MACOMB COUNTY, Mich. — School threats started skyrocketing after the horrific school shooting in Parkland, Florida on Feb. 14.
Students across the country have been charged with felonies just for making a threat against their school, even if they were only joking.
So far in 2018, at least 165 people have been charged with making school threats in southeast Michigan. Prosecutors say they’re not willing to take a chance on who’s being serious about bringing a gun to school and who’s not.
Heavenly Frederick used to think of herself as a pretty typical 16-year-old. She enjoys competing in beauty pageants, doing school projects and she’s already earning her cosmetology license. So why was this normally bubbly teenager considering suicide this past year?

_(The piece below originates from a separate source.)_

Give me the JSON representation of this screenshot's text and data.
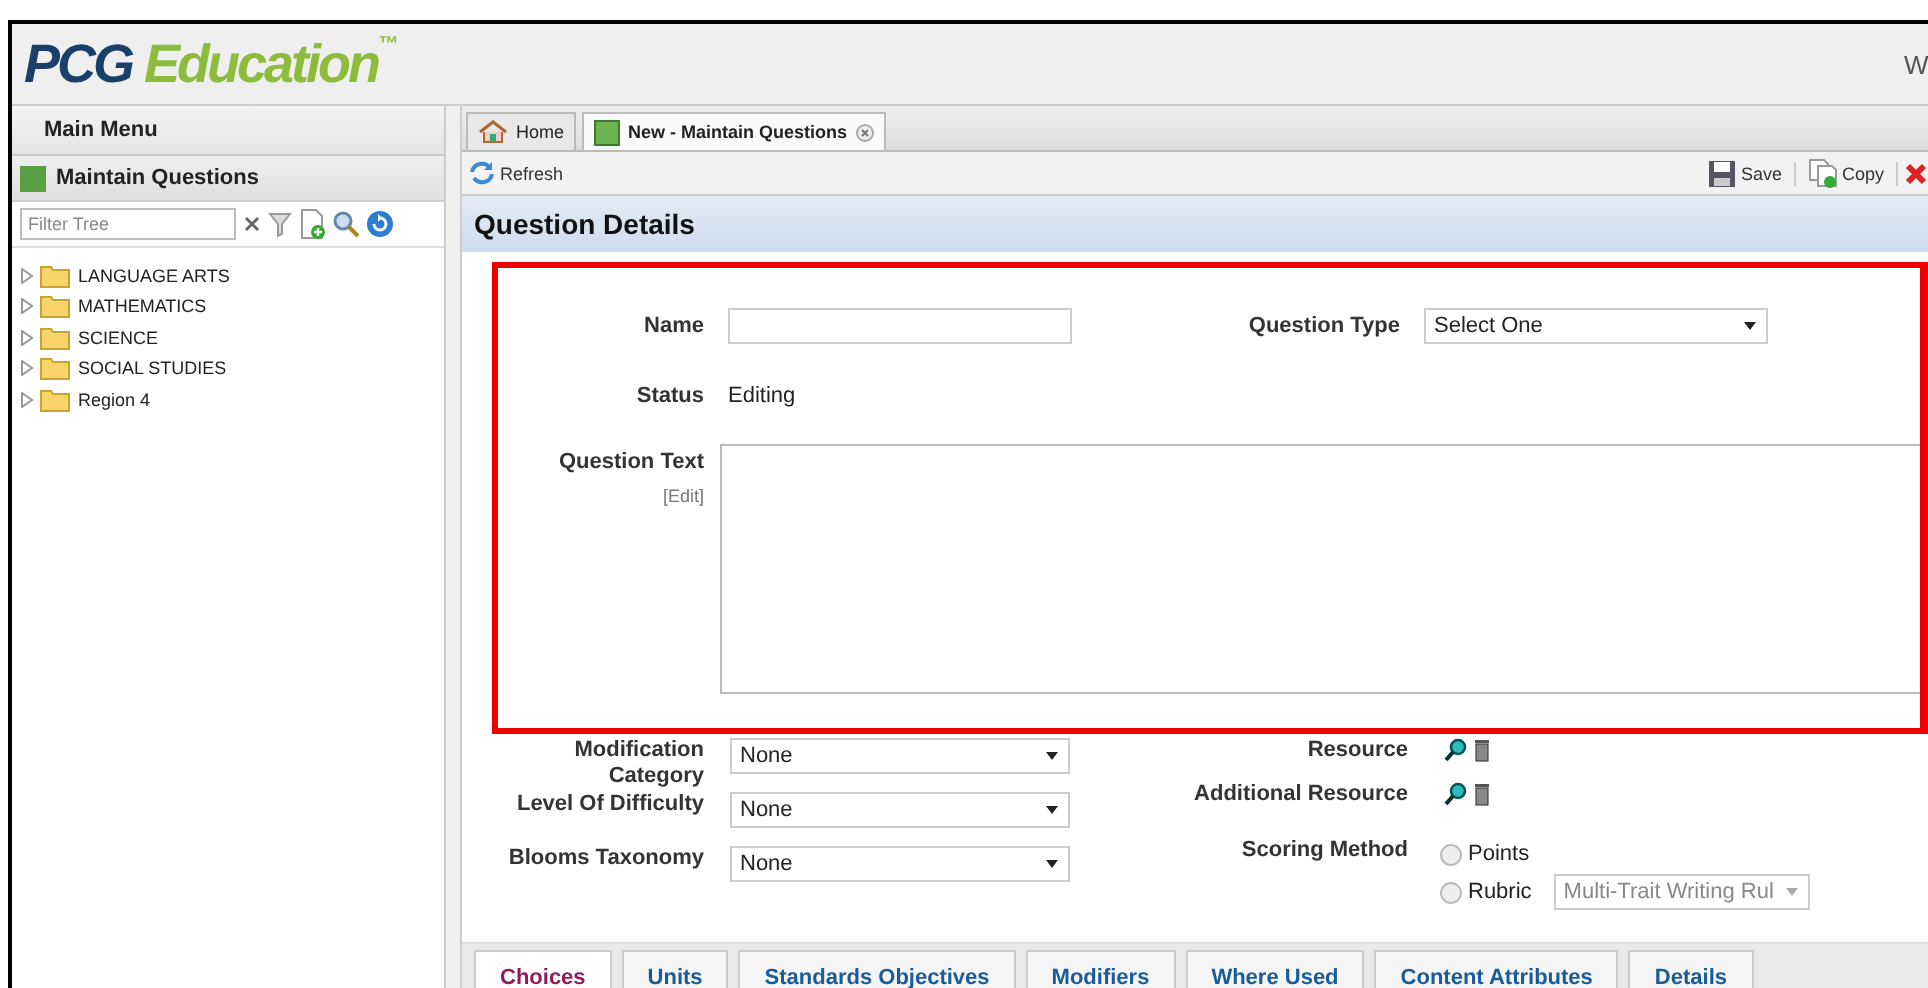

In March, Heavenly found herself being interrogated by sheriff’s investigators, placed on a tether and now she’s working her way through a special probation for juveniles.
“This changed my life,” Heavenly said.
Heavenly says about a month after the Parkland Florida school shooting, she was having a Second Amendment debate with some friends at her Macomb County high school in Michigan.
“I said, 'It’s not like if I had a gun I would go shoot up a school,' ” Heavenly said.
But according to their written statements, her classmates heard something else.
One girl wrote they were “having a political discussion” and toward the end of the conversation Heavenly said, “I’m going to bring an AR-15 to school and shoot you all.”
The girl went on to say that it was said “100 percent sarcastically, and she did not mean it on any level.”
“It was around 6 o’clock at night and I got a knock at the door," said Karen Frederick, Heavenly’s mom. "And I opened it and I see all these sheriff officers. They said we got a report today that Heavenly threatened to shoot up the school. I was totally beside myself.”
Karen said she was devastated when Heavenly was charged with a 20-year felony for false report or threat of terrorism.
“I had to be suspended for two weeks," Heavenly said. "Unfortunately, I missed all my SAT prep. I missed all my hours for my trade school."
Detectives found nothing in Heavenly’s phone or computer, no social media posts and no physical evidence of the threat; there was just her word against three classmates.
“They still prosecuted her on that," Karen said. "I’ll never get over that. That is something I will never get over."
“We’re not looking to make an example of anyone. What I’m looking to do is ensure the safety of our schools, plain and simple,” said Macomb County Prosecutor Eric Smith.
He added that his office has issued school threat charges in 70 cases so far this year.
“I can’t decide which one is real and which one is not real," Smith said. "I can’t say, 'well, we’re not going to prosecute cause we’re not sure if you meant it.' Then where do I draw the line? When the next kid says to the teacher, 'I’m going to bring a gun to shoot you,' well, do we charge that one, or is that free speech?"
Karen said as a single mom she could not afford to fight the charges. When their court-appointed attorney got Heavenly onto something called the juvenile court Consent Calendar, Heavenly accepted responsibility in exchange for the case being dropped if she successfully completes probation.
“She was given the least possible sentence because she made a dumb mistake," Smith said. "But once again, I don’t know and the sheriff doesn’t know and the school districts don’t know which one of these is going to be the real one. And I’m not going to take the chance."
Karen said the threat of getting locked up had Heavenly so depressed she attempted suicide twice.
“Emotionally, with my daughter being in the hospital and almost losing her, that’s something I never want to go through,” Karen said.
“It’s so traumatic to never have experienced anything like that before – that whole process is so dehumanizing and it’s also really, really scary," said clinical psychotherapist Tracey Stein. "And I don’t know that they have any tools to deal with that."
Stein said parents need to be very blunt with kids about what they can and can’t say at school or on social media. That conversation needs to happen immediately, she added.
“I think this is something that we need to say to our children – you can’t say these things," Stein said. "It’s like going into an airport with children and being like you cannot say bomb in an airport, right? It’s not all that different, where we say this is not a threat you can make and if you make this threat, you’re going to be punished. And you could potentially be arrested and put in handcuffs and put in front of a judge and there may be nothing I can do for you. There’s nothing wrong with scaring them a bit, too, so that they can fully understand that this is not a joke.”